Step 3: Consider private student loans
Another option if you need to borrow more money than federal student loans can provide is to apply for a private loan from a bank, credit union, or other financial institution.
Private loans are available regardless of need, and you can apply for them using private financial institution forms instead of the FAFSA. To get a private loan, you will need to have a good credit rating or get someone who has one, such as a parent or relative, to sign for the loan.
Having less than excellent credit can make it difficult to qualify for student loans. Private lenders will take into account your income and credit history, and as a college student, you likely have poor credit or no credit at all. However, some lenders offer student loan options to borrowers with bad credit.
In general, private loans carry higher interest rates than federal loans, and their rates are variable rather than fixed, which adds some uncertainty to the question of how much you’ll ultimately owe. Private loans also lack the flexible payment plans available with federal loans and are not eligible for loan consolidation under the Direct Federal Consolidation Loan Program. However, you can refinance your own loans after graduation, perhaps at a lower interest rate.
Each college will notify you of the amount of assistance they offer at the same time you receive your formal admission. This is often referred to as an award letter. In addition to federal aid, colleges may provide funds from their own funds, such as merit scholarships or sports.
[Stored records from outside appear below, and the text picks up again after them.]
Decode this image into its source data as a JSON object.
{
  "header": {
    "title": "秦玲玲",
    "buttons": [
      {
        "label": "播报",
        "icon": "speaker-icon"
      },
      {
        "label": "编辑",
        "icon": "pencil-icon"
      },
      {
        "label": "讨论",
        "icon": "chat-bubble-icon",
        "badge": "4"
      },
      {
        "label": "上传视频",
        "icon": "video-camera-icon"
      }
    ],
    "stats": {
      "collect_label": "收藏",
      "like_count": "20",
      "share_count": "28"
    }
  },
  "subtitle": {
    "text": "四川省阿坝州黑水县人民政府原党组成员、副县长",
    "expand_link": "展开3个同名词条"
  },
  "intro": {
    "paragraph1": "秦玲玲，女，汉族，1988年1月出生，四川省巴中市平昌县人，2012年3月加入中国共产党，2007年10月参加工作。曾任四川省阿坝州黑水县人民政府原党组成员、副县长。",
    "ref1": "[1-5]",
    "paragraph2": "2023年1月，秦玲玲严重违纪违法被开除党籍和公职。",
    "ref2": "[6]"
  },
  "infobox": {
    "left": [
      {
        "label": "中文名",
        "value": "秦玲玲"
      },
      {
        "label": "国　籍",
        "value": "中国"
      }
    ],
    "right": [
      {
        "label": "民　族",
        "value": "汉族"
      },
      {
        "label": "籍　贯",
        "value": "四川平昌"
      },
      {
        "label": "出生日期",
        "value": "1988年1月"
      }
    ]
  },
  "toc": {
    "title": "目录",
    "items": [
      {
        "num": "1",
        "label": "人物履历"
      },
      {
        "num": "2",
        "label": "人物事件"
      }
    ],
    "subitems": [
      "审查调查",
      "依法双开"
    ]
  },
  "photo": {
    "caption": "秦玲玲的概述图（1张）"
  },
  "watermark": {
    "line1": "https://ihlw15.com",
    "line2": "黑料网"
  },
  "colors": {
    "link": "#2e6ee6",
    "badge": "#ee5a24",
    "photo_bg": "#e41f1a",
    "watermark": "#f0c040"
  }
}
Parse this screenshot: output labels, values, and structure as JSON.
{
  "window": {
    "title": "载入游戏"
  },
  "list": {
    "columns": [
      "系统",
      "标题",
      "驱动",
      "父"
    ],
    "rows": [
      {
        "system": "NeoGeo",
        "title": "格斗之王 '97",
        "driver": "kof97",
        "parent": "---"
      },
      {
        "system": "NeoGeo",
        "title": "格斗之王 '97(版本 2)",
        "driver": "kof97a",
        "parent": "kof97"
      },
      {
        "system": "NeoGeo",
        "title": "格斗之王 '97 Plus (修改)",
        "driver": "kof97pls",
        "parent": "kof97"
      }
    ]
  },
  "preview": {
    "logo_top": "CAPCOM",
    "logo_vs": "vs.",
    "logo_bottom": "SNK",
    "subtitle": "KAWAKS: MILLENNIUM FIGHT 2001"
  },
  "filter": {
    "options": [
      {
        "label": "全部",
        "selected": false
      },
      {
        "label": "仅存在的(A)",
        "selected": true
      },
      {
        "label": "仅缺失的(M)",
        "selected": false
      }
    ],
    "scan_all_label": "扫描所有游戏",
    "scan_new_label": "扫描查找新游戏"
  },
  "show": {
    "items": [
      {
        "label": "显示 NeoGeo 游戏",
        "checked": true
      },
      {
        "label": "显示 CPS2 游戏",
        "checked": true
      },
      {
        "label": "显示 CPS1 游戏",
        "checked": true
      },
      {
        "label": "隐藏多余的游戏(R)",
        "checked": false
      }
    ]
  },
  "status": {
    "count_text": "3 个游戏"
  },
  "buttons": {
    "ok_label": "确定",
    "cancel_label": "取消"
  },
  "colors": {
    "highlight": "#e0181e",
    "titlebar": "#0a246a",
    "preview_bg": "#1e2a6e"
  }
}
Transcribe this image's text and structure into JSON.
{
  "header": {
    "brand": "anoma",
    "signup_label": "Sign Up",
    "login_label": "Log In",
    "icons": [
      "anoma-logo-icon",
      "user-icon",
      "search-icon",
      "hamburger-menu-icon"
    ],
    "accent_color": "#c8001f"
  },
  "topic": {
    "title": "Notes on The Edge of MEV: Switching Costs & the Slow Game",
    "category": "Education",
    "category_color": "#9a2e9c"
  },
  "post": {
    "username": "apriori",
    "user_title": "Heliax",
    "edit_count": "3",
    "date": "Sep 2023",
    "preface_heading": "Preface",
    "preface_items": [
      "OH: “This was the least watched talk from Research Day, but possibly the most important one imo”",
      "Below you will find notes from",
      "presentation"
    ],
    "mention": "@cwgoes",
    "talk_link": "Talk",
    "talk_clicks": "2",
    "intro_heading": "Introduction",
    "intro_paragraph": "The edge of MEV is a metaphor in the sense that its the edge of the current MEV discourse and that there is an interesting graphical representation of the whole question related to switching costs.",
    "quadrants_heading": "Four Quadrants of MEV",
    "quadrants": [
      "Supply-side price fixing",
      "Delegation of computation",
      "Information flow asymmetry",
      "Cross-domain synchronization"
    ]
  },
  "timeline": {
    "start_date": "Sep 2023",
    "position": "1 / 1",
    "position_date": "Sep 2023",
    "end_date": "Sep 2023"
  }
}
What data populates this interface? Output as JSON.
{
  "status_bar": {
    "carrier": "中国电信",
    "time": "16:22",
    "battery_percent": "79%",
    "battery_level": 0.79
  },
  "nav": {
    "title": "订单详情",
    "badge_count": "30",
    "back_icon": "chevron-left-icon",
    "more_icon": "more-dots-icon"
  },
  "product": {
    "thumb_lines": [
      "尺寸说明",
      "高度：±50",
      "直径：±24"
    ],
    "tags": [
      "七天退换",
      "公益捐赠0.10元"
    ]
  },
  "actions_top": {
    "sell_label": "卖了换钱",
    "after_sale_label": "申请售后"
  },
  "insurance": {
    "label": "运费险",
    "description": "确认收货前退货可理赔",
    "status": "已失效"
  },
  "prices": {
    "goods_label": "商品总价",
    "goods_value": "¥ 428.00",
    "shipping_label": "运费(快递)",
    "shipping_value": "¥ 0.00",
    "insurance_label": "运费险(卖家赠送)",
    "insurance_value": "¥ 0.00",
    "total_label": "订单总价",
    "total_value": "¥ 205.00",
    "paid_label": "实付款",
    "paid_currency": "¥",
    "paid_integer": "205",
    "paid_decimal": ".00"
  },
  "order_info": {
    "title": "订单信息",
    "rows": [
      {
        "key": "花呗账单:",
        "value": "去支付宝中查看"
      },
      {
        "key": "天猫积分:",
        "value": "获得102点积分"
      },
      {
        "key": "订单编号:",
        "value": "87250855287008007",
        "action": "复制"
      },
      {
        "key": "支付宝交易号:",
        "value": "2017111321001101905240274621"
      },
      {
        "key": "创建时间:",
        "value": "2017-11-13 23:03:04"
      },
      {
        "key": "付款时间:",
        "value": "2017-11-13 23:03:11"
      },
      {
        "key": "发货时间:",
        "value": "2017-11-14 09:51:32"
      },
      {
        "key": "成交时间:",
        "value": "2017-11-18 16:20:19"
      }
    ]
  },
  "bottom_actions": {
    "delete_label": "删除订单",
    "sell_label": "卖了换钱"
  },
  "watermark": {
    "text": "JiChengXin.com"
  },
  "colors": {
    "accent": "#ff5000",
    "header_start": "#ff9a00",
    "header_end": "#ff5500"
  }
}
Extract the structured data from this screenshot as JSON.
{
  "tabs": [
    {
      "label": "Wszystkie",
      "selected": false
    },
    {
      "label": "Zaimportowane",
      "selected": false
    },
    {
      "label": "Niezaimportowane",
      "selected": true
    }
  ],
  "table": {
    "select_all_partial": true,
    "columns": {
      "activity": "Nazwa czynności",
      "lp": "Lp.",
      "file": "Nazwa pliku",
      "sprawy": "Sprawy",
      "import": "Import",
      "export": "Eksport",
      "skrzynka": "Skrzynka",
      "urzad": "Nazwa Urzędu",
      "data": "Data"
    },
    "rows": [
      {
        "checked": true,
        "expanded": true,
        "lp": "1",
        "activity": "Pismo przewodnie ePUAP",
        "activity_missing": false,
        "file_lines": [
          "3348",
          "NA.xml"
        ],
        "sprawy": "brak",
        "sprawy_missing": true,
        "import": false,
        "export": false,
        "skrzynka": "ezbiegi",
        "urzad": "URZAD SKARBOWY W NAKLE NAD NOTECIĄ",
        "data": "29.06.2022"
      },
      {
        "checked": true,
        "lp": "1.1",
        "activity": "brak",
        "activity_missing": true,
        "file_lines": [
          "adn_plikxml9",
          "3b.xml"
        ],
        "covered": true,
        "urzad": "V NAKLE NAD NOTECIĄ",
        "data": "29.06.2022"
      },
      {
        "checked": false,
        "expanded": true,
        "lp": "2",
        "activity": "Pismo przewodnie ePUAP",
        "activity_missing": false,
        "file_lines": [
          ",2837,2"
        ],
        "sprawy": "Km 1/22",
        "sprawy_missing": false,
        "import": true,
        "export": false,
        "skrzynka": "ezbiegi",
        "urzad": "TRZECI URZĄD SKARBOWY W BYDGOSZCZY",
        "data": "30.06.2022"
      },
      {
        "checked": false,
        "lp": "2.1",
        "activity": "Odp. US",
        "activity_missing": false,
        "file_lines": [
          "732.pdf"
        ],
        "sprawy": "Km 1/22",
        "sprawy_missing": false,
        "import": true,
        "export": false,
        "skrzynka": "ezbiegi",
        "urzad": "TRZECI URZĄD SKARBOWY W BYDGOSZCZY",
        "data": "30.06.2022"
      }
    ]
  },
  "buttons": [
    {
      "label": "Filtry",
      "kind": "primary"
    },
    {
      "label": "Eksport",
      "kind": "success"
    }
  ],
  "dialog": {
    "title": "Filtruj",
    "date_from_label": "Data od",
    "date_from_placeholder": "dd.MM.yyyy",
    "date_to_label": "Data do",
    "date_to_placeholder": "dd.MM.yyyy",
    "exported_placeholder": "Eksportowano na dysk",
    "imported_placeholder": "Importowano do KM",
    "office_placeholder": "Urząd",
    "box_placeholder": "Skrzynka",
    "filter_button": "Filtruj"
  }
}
Step 4: Choose your school
The amount you have to borrow to attend one college versus another may not be the most important factor in choosing a college. But it definitely should be at the top of the list. Graduating from college with an unmanageable amount of debt — or worse, taking on debt and not graduating — is not only a burden that may keep you up at night; It can limit – or even derail – your career and life choices for years to come. Also factor in the future jobs you’re considering when you choose to pay more for college. A career with a higher income will put you in a better position to pay off your loans and justify taking on more debt.
How do you borrow college money under federal loan programs?
There are five letters to remember: FAFSA. To qualify for a federal loan, you will need to complete and submit an Application for Free Federal Student Aid, also known as a FAFSA. Borrowers must answer questions about a student’s and parents’ income and investments, as well as other related matters, such as whether the family has other children in college. Using this information, the FAFSA determines the expected family contribution, which is rebranded as a student aid indicator. This number is used to calculate the amount of assistance you are eligible to receive.
What are some advantages of federal loans over private?
Federal loans have relatively low fixed interest rates (private loans often have variable rates) and offer a variety of flexible payment plans. Private loans, unlike those provided by the government, are not based on financial need. Borrowers may have to pass a credit check to prove their creditworthiness. Borrowers with little or no credit history, or a poor score, may need a cosigner on the loan. Private loans may also have higher borrowing limits than federal loans.
What are the differences between subsidized and unsubsidized direct loans?
Like scholarships, direct subsidized loans are for students with exceptional financial needs. The US Department of Education will cover the benefit when you are a student at least half the time and for the first six months after graduation. By contrast, direct, unsubsidized loans are available to families regardless of need, and interest will begin to be collected immediately.
Student loans are among the resources available to help families pay college bills. Private and federal loans have advantages and disadvantages depending on your situation. Private loans, operated by banks and credit unions, are much like any other type of loan which means that a credit check will be required. Federal loans are often needs-based with low interest rates and repayment flexibility. Those who do the work required will find the options that best meet their needs.